Find the word "selbstklebend" in the data below and copy each line that holds it.
--- WORKING DATA Enclosed Below ---
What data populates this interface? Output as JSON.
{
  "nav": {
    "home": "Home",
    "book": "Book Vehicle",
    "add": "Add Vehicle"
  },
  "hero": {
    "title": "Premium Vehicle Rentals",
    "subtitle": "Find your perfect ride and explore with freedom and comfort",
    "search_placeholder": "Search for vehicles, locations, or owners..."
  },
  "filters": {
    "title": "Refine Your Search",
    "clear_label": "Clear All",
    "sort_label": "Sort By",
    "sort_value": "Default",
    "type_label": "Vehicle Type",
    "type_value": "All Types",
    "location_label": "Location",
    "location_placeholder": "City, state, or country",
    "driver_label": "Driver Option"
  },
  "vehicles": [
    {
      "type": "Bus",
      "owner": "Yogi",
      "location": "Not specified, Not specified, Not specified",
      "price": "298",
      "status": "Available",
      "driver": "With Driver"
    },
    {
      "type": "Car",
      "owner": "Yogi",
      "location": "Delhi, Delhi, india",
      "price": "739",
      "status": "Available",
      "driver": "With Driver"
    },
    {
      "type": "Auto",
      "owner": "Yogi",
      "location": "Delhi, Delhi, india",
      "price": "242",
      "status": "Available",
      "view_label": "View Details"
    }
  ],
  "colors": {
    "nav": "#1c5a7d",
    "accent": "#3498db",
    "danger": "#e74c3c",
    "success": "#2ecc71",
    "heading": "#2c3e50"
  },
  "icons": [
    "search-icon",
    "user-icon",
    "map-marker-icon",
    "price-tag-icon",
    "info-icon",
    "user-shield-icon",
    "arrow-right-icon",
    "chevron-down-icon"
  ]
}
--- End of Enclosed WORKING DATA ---
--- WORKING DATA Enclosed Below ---
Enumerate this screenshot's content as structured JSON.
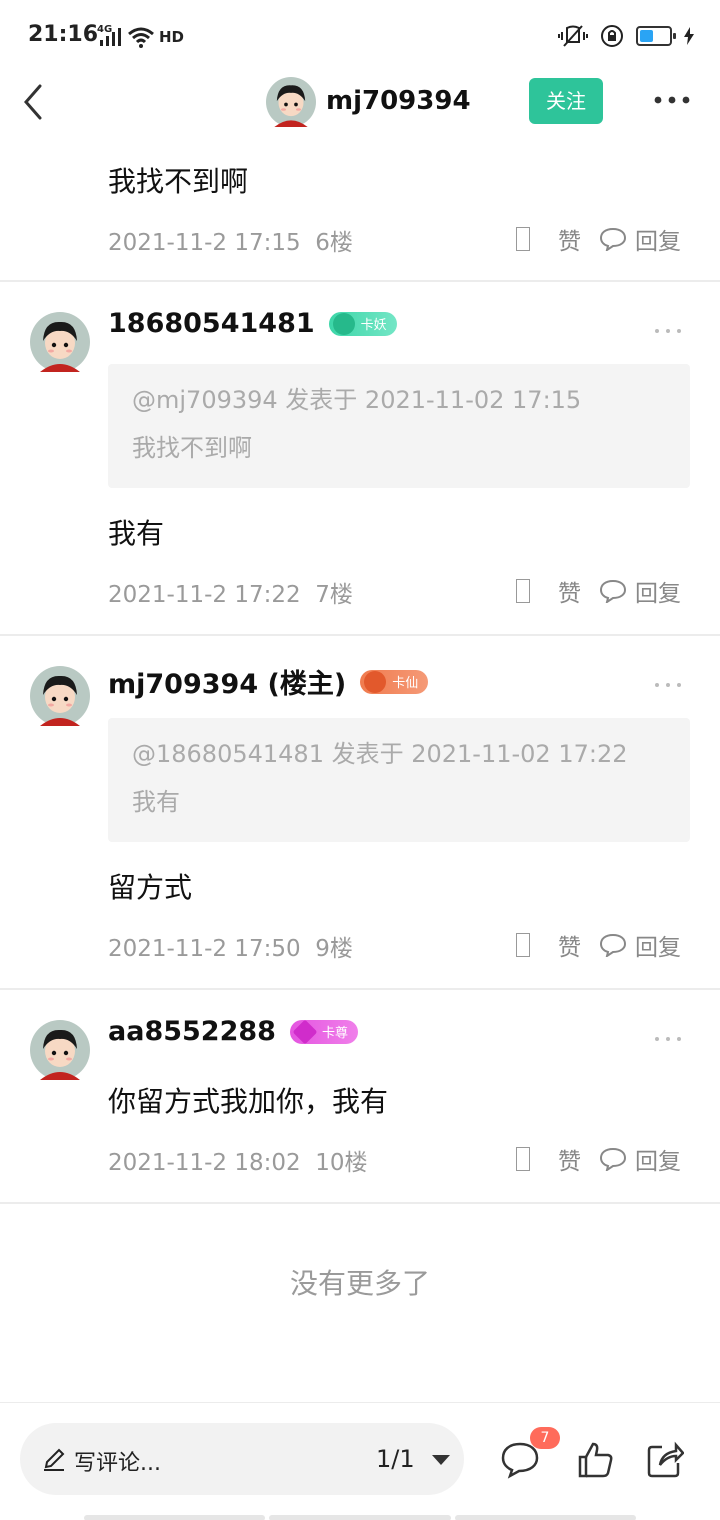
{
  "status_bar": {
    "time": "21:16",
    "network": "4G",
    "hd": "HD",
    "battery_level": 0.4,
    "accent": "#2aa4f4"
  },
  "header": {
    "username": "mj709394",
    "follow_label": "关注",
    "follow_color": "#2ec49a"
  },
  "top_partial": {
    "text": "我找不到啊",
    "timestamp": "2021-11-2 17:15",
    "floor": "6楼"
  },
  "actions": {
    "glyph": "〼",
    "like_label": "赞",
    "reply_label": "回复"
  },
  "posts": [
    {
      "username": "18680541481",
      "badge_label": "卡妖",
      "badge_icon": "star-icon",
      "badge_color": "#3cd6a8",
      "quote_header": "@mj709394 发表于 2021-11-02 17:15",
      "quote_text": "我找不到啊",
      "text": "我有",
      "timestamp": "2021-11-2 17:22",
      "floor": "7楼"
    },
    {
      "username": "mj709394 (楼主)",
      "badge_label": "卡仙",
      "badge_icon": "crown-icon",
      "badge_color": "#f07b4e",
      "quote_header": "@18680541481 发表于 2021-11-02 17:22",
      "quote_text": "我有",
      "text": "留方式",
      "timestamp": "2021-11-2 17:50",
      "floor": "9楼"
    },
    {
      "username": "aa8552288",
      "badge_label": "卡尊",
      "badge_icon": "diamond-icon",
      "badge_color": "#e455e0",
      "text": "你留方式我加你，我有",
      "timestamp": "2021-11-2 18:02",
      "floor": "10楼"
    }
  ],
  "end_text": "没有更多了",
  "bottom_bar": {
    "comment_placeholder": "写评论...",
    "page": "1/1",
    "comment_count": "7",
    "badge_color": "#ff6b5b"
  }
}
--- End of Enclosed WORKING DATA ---
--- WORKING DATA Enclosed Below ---
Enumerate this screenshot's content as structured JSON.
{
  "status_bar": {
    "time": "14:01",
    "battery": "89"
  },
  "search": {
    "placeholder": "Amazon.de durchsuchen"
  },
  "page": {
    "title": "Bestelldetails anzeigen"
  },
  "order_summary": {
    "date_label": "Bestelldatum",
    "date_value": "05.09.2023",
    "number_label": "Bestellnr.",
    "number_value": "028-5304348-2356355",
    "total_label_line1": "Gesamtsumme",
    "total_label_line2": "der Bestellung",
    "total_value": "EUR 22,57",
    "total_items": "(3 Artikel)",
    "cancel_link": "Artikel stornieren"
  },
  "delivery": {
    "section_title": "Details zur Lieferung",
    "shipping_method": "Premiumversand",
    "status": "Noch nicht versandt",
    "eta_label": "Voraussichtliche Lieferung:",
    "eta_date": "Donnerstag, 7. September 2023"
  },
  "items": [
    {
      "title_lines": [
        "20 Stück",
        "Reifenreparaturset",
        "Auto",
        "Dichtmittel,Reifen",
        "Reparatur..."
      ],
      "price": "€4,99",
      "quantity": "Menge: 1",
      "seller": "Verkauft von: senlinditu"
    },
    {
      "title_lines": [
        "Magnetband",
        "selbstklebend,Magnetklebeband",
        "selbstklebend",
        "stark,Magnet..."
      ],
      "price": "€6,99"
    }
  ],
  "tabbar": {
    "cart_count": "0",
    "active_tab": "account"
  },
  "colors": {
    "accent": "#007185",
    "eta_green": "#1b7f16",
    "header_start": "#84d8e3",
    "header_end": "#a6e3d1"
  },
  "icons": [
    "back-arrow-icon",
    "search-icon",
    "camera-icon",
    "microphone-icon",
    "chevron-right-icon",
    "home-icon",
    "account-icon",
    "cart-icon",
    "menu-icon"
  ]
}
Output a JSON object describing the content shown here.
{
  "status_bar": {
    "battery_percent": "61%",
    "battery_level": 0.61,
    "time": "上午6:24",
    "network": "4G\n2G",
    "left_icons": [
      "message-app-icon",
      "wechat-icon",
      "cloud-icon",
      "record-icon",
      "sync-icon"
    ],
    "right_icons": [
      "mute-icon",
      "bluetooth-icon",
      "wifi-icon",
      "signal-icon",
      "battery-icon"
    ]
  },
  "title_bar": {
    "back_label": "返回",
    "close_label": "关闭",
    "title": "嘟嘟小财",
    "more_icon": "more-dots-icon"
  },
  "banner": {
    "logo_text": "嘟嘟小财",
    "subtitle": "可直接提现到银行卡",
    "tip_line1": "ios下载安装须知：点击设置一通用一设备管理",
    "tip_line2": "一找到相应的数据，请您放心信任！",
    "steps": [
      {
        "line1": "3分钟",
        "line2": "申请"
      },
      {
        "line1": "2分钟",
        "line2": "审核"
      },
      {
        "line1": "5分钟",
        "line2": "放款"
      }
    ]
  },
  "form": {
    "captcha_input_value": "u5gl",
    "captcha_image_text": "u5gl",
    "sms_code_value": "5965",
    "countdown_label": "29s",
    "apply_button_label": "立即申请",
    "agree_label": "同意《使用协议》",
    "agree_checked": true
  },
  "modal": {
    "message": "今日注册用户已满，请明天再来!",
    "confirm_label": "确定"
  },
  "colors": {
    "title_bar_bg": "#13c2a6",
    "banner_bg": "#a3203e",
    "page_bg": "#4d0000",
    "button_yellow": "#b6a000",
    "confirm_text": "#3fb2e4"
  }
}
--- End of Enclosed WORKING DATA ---
RESULT BELOW:
        "selbstklebend,Magnetklebeband",
        "selbstklebend",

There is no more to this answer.